[Interface dataset entries]
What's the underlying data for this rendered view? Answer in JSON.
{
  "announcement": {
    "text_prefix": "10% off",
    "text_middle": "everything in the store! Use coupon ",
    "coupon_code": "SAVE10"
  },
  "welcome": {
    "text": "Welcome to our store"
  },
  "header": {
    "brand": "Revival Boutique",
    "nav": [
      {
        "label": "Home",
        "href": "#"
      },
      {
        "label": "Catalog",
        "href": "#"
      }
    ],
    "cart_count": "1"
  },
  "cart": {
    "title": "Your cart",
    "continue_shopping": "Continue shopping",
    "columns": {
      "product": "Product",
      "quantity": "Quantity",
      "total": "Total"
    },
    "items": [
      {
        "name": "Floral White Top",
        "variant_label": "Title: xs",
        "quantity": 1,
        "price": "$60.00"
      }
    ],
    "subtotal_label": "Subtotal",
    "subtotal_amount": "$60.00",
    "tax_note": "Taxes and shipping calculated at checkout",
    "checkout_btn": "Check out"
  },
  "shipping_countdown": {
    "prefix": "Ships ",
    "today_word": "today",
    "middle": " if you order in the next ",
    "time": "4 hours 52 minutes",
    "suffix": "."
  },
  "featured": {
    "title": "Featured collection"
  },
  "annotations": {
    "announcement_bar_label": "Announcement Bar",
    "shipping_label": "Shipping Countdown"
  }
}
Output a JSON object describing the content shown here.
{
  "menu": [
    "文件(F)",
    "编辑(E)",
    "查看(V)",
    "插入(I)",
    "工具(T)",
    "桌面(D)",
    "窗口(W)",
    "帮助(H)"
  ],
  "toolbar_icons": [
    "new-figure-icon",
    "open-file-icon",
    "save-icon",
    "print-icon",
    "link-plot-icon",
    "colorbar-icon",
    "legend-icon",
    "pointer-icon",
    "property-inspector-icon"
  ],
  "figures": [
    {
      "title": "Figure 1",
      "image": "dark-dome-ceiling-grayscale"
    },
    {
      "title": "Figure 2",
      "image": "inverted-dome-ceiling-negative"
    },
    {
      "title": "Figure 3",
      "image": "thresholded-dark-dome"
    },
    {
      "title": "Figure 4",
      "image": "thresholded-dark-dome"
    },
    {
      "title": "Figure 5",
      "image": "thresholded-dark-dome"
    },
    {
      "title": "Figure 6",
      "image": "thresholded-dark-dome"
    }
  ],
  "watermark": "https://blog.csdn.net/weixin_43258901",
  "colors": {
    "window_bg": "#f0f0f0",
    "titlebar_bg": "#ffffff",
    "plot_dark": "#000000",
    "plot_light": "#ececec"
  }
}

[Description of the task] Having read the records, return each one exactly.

[Solution to this exercise]
What's the underlying data for this rendered view? Answer in JSON.
{
  "announcement": {
    "text_prefix": "10% off",
    "text_middle": "everything in the store! Use coupon ",
    "coupon_code": "SAVE10"
  },
  "welcome": {
    "text": "Welcome to our store"
  },
  "header": {
    "brand": "Revival Boutique",
    "nav": [
      {
        "label": "Home",
        "href": "#"
      },
      {
        "label": "Catalog",
        "href": "#"
      }
    ],
    "cart_count": "1"
  },
  "cart": {
    "title": "Your cart",
    "continue_shopping": "Continue shopping",
    "columns": {
      "product": "Product",
      "quantity": "Quantity",
      "total": "Total"
    },
    "items": [
      {
        "name": "Floral White Top",
        "variant_label": "Title: xs",
        "quantity": 1,
        "price": "$60.00"
      }
    ],
    "subtotal_label": "Subtotal",
    "subtotal_amount": "$60.00",
    "tax_note": "Taxes and shipping calculated at checkout",
    "checkout_btn": "Check out"
  },
  "shipping_countdown": {
    "prefix": "Ships ",
    "today_word": "today",
    "middle": " if you order in the next ",
    "time": "4 hours 52 minutes",
    "suffix": "."
  },
  "featured": {
    "title": "Featured collection"
  },
  "annotations": {
    "announcement_bar_label": "Announcement Bar",
    "shipping_label": "Shipping Countdown"
  }
}
Output a JSON object describing the content shown here.
{
  "menu": [
    "文件(F)",
    "编辑(E)",
    "查看(V)",
    "插入(I)",
    "工具(T)",
    "桌面(D)",
    "窗口(W)",
    "帮助(H)"
  ],
  "toolbar_icons": [
    "new-figure-icon",
    "open-file-icon",
    "save-icon",
    "print-icon",
    "link-plot-icon",
    "colorbar-icon",
    "legend-icon",
    "pointer-icon",
    "property-inspector-icon"
  ],
  "figures": [
    {
      "title": "Figure 1",
      "image": "dark-dome-ceiling-grayscale"
    },
    {
      "title": "Figure 2",
      "image": "inverted-dome-ceiling-negative"
    },
    {
      "title": "Figure 3",
      "image": "thresholded-dark-dome"
    },
    {
      "title": "Figure 4",
      "image": "thresholded-dark-dome"
    },
    {
      "title": "Figure 5",
      "image": "thresholded-dark-dome"
    },
    {
      "title": "Figure 6",
      "image": "thresholded-dark-dome"
    }
  ],
  "watermark": "https://blog.csdn.net/weixin_43258901",
  "colors": {
    "window_bg": "#f0f0f0",
    "titlebar_bg": "#ffffff",
    "plot_dark": "#000000",
    "plot_light": "#ececec"
  }
}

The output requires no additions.